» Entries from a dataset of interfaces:
-- Opening Marker --

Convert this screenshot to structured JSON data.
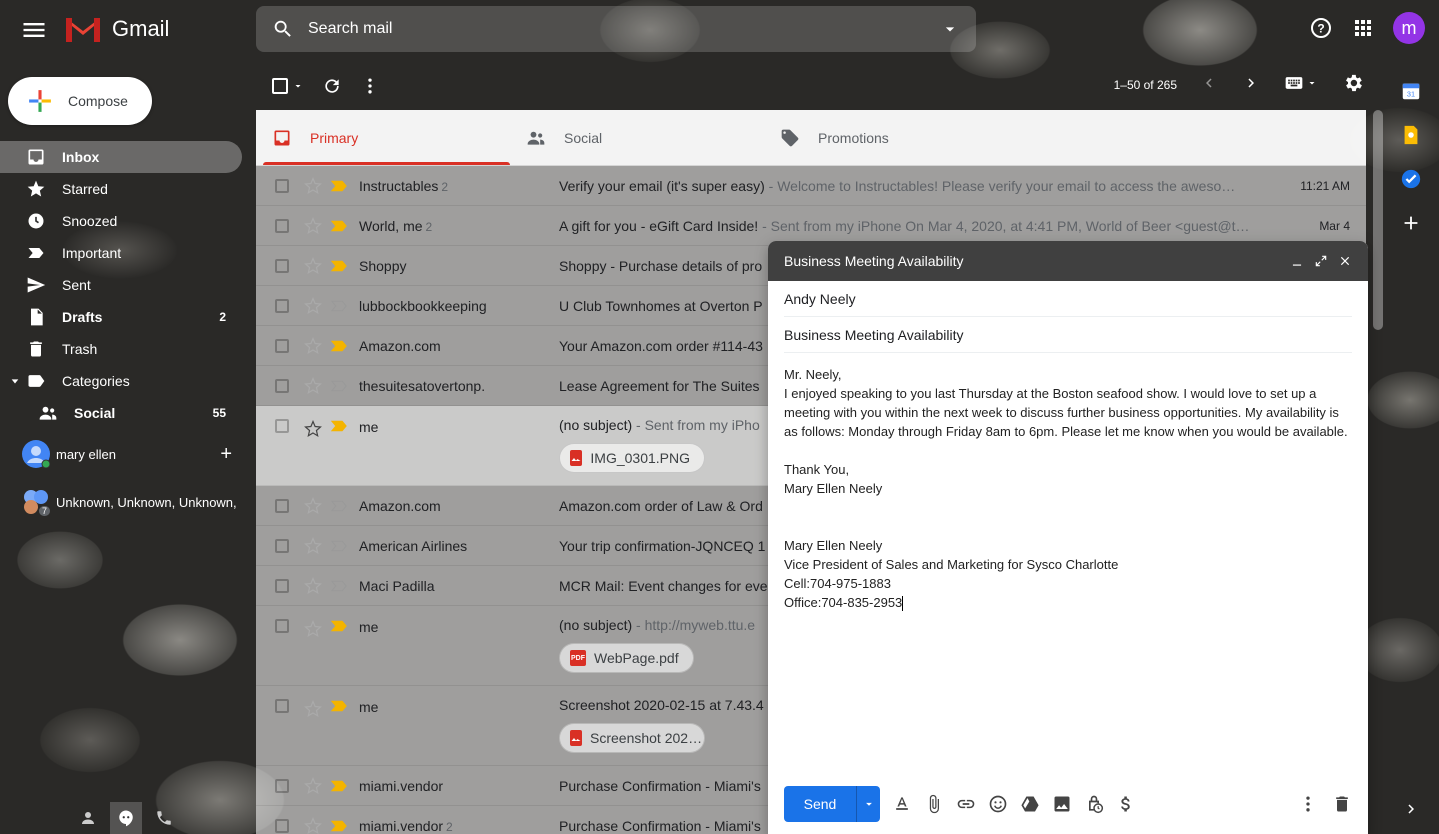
{
  "header": {
    "brand": "Gmail",
    "search_placeholder": "Search mail",
    "avatar_letter": "m"
  },
  "sidebar": {
    "compose_label": "Compose",
    "items": [
      {
        "label": "Inbox",
        "count": ""
      },
      {
        "label": "Starred",
        "count": ""
      },
      {
        "label": "Snoozed",
        "count": ""
      },
      {
        "label": "Important",
        "count": ""
      },
      {
        "label": "Sent",
        "count": ""
      },
      {
        "label": "Drafts",
        "count": "2"
      },
      {
        "label": "Trash",
        "count": ""
      },
      {
        "label": "Categories",
        "count": ""
      },
      {
        "label": "Social",
        "count": "55"
      }
    ],
    "chat_user": "mary ellen",
    "chat_group": "Unknown, Unknown, Unknown,",
    "chat_group_count": "7"
  },
  "toolbar": {
    "pager": "1–50 of 265"
  },
  "tabs": [
    {
      "label": "Primary"
    },
    {
      "label": "Social"
    },
    {
      "label": "Promotions"
    }
  ],
  "emails": [
    {
      "sender": "Instructables",
      "count": "2",
      "subject": "Verify your email (it's super easy)",
      "snippet": " - Welcome to Instructables! Please verify your email to access the aweso…",
      "date": "11:21 AM",
      "starred": false,
      "important": true
    },
    {
      "sender": "World, me",
      "count": "2",
      "subject": "A gift for you - eGift Card Inside!",
      "snippet": " - Sent from my iPhone On Mar 4, 2020, at 4:41 PM, World of Beer <guest@t…",
      "date": "Mar 4",
      "starred": false,
      "important": true
    },
    {
      "sender": "Shoppy",
      "count": "",
      "subject": "Shoppy - Purchase details of pro",
      "snippet": "",
      "date": "",
      "starred": false,
      "important": true
    },
    {
      "sender": "lubbockbookkeeping",
      "count": "",
      "subject": "U Club Townhomes at Overton P",
      "snippet": "",
      "date": "",
      "starred": false,
      "important": false
    },
    {
      "sender": "Amazon.com",
      "count": "",
      "subject": "Your Amazon.com order #114-43",
      "snippet": "",
      "date": "",
      "starred": false,
      "important": true
    },
    {
      "sender": "thesuitesatovertonp.",
      "count": "",
      "subject": "Lease Agreement for The Suites",
      "snippet": "",
      "date": "",
      "starred": false,
      "important": false
    },
    {
      "sender": "me",
      "count": "",
      "subject": "(no subject)",
      "snippet": " - Sent from my iPho",
      "date": "",
      "starred": false,
      "important": true,
      "attachment": "IMG_0301.PNG",
      "attachment_type": "img"
    },
    {
      "sender": "Amazon.com",
      "count": "",
      "subject": "Amazon.com order of Law & Ord",
      "snippet": "",
      "date": "",
      "starred": false,
      "important": false
    },
    {
      "sender": "American Airlines",
      "count": "",
      "subject": "Your trip confirmation-JQNCEQ 1",
      "snippet": "",
      "date": "",
      "starred": false,
      "important": false
    },
    {
      "sender": "Maci Padilla",
      "count": "",
      "subject": "MCR Mail: Event changes for eve",
      "snippet": "",
      "date": "",
      "starred": false,
      "important": false
    },
    {
      "sender": "me",
      "count": "",
      "subject": "(no subject)",
      "snippet": " - http://myweb.ttu.e",
      "date": "",
      "starred": false,
      "important": true,
      "attachment": "WebPage.pdf",
      "attachment_type": "pdf"
    },
    {
      "sender": "me",
      "count": "",
      "subject": "Screenshot 2020-02-15 at 7.43.4",
      "snippet": "",
      "date": "",
      "starred": false,
      "important": true,
      "attachment": "Screenshot 202…",
      "attachment_type": "img"
    },
    {
      "sender": "miami.vendor",
      "count": "",
      "subject": "Purchase Confirmation - Miami's",
      "snippet": "",
      "date": "",
      "starred": false,
      "important": true
    },
    {
      "sender": "miami.vendor",
      "count": "2",
      "subject": "Purchase Confirmation - Miami's",
      "snippet": "",
      "date": "",
      "starred": false,
      "important": true
    }
  ],
  "compose": {
    "window_title": "Business Meeting Availability",
    "to": "Andy Neely",
    "subject": "Business Meeting Availability",
    "body_lines": [
      "Mr. Neely,",
      "I enjoyed speaking to you last Thursday at the Boston seafood show. I would love to set up a meeting with you within the next week to discuss further business opportunities. My availability is as follows: Monday through Friday 8am to 6pm. Please let me know when you would be available.",
      "",
      "Thank You,",
      "Mary Ellen Neely",
      "",
      "",
      "Mary Ellen Neely",
      "Vice President of Sales and Marketing for Sysco Charlotte",
      "Cell:704-975-1883",
      "Office:704-835-2953"
    ],
    "send_label": "Send"
  },
  "pdf_label": "PDF"
}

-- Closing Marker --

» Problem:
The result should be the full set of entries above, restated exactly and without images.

» Output below:
Convert this screenshot to structured JSON data.
{
  "header": {
    "brand": "Gmail",
    "search_placeholder": "Search mail",
    "avatar_letter": "m"
  },
  "sidebar": {
    "compose_label": "Compose",
    "items": [
      {
        "label": "Inbox",
        "count": ""
      },
      {
        "label": "Starred",
        "count": ""
      },
      {
        "label": "Snoozed",
        "count": ""
      },
      {
        "label": "Important",
        "count": ""
      },
      {
        "label": "Sent",
        "count": ""
      },
      {
        "label": "Drafts",
        "count": "2"
      },
      {
        "label": "Trash",
        "count": ""
      },
      {
        "label": "Categories",
        "count": ""
      },
      {
        "label": "Social",
        "count": "55"
      }
    ],
    "chat_user": "mary ellen",
    "chat_group": "Unknown, Unknown, Unknown,",
    "chat_group_count": "7"
  },
  "toolbar": {
    "pager": "1–50 of 265"
  },
  "tabs": [
    {
      "label": "Primary"
    },
    {
      "label": "Social"
    },
    {
      "label": "Promotions"
    }
  ],
  "emails": [
    {
      "sender": "Instructables",
      "count": "2",
      "subject": "Verify your email (it's super easy)",
      "snippet": " - Welcome to Instructables! Please verify your email to access the aweso…",
      "date": "11:21 AM",
      "starred": false,
      "important": true
    },
    {
      "sender": "World, me",
      "count": "2",
      "subject": "A gift for you - eGift Card Inside!",
      "snippet": " - Sent from my iPhone On Mar 4, 2020, at 4:41 PM, World of Beer <guest@t…",
      "date": "Mar 4",
      "starred": false,
      "important": true
    },
    {
      "sender": "Shoppy",
      "count": "",
      "subject": "Shoppy - Purchase details of pro",
      "snippet": "",
      "date": "",
      "starred": false,
      "important": true
    },
    {
      "sender": "lubbockbookkeeping",
      "count": "",
      "subject": "U Club Townhomes at Overton P",
      "snippet": "",
      "date": "",
      "starred": false,
      "important": false
    },
    {
      "sender": "Amazon.com",
      "count": "",
      "subject": "Your Amazon.com order #114-43",
      "snippet": "",
      "date": "",
      "starred": false,
      "important": true
    },
    {
      "sender": "thesuitesatovertonp.",
      "count": "",
      "subject": "Lease Agreement for The Suites",
      "snippet": "",
      "date": "",
      "starred": false,
      "important": false
    },
    {
      "sender": "me",
      "count": "",
      "subject": "(no subject)",
      "snippet": " - Sent from my iPho",
      "date": "",
      "starred": false,
      "important": true,
      "attachment": "IMG_0301.PNG",
      "attachment_type": "img"
    },
    {
      "sender": "Amazon.com",
      "count": "",
      "subject": "Amazon.com order of Law & Ord",
      "snippet": "",
      "date": "",
      "starred": false,
      "important": false
    },
    {
      "sender": "American Airlines",
      "count": "",
      "subject": "Your trip confirmation-JQNCEQ 1",
      "snippet": "",
      "date": "",
      "starred": false,
      "important": false
    },
    {
      "sender": "Maci Padilla",
      "count": "",
      "subject": "MCR Mail: Event changes for eve",
      "snippet": "",
      "date": "",
      "starred": false,
      "important": false
    },
    {
      "sender": "me",
      "count": "",
      "subject": "(no subject)",
      "snippet": " - http://myweb.ttu.e",
      "date": "",
      "starred": false,
      "important": true,
      "attachment": "WebPage.pdf",
      "attachment_type": "pdf"
    },
    {
      "sender": "me",
      "count": "",
      "subject": "Screenshot 2020-02-15 at 7.43.4",
      "snippet": "",
      "date": "",
      "starred": false,
      "important": true,
      "attachment": "Screenshot 202…",
      "attachment_type": "img"
    },
    {
      "sender": "miami.vendor",
      "count": "",
      "subject": "Purchase Confirmation - Miami's",
      "snippet": "",
      "date": "",
      "starred": false,
      "important": true
    },
    {
      "sender": "miami.vendor",
      "count": "2",
      "subject": "Purchase Confirmation - Miami's",
      "snippet": "",
      "date": "",
      "starred": false,
      "important": true
    }
  ],
  "compose": {
    "window_title": "Business Meeting Availability",
    "to": "Andy Neely",
    "subject": "Business Meeting Availability",
    "body_lines": [
      "Mr. Neely,",
      "I enjoyed speaking to you last Thursday at the Boston seafood show. I would love to set up a meeting with you within the next week to discuss further business opportunities. My availability is as follows: Monday through Friday 8am to 6pm. Please let me know when you would be available.",
      "",
      "Thank You,",
      "Mary Ellen Neely",
      "",
      "",
      "Mary Ellen Neely",
      "Vice President of Sales and Marketing for Sysco Charlotte",
      "Cell:704-975-1883",
      "Office:704-835-2953"
    ],
    "send_label": "Send"
  },
  "pdf_label": "PDF"
}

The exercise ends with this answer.